  2. Rosenbach AJF (1887) On the erysipeloid. Arch klin Chir (Berlin) 36: 346
  3. Klauder JV (1926) Erysipeloid and swine erysipelas in man. A clinical and bacteriological review: Swine erysipelas in the United States. J Am Med Assoc (Chicago) 86: 536-541.
  4. Klauder JV et al (1926) A distinctive form of erysipeloid among fish handlers. Arch Dermatol Syphilol (Chicago) 14: 622.
  5. Kobayashi KI et al.(2019) Erysipelothrix rhusiopathiae bacteremia following a cat bite.
    IDCases 18:e00631.
  6. Ruiz-Casado A et al. (2015) Erysipeloid rash: A rare adverse event induced by gemcitabine. J Cancer Res Ther 11:1024.
  7. Veraldi S et al (2009) Erysipeloid: a review. Clin Exp Dermatol 34:859-862.

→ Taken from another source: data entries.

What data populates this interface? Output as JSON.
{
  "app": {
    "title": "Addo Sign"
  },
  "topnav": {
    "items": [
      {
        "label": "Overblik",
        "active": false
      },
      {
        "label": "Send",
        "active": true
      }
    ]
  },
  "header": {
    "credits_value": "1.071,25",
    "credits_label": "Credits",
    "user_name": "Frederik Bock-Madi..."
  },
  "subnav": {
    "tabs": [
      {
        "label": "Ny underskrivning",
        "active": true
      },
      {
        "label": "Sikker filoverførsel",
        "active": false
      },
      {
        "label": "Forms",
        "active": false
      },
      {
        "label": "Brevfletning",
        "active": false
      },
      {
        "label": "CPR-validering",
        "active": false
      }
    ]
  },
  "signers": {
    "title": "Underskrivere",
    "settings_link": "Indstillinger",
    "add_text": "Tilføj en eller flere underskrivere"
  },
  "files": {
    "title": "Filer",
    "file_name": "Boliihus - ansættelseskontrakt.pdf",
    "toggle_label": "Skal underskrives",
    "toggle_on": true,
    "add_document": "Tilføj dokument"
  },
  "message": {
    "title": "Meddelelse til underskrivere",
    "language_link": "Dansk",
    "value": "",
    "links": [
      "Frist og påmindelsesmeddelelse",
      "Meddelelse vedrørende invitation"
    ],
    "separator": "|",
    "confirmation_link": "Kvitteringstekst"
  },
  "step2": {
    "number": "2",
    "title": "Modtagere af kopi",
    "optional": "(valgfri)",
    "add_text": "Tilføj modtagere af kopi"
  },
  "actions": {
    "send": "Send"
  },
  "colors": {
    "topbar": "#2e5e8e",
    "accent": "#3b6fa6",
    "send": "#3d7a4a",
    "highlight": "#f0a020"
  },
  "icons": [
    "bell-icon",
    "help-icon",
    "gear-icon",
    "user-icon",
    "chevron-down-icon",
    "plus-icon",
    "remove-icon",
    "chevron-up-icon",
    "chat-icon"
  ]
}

  8. Wang T et al (2020) Erysipelothrix rhusiopathiae endocarditis. IDCases 22:e00958.


Please ask your physician for a reliable diagnosis. This website is only meant as a reference.


Last updated on: 03.10.2022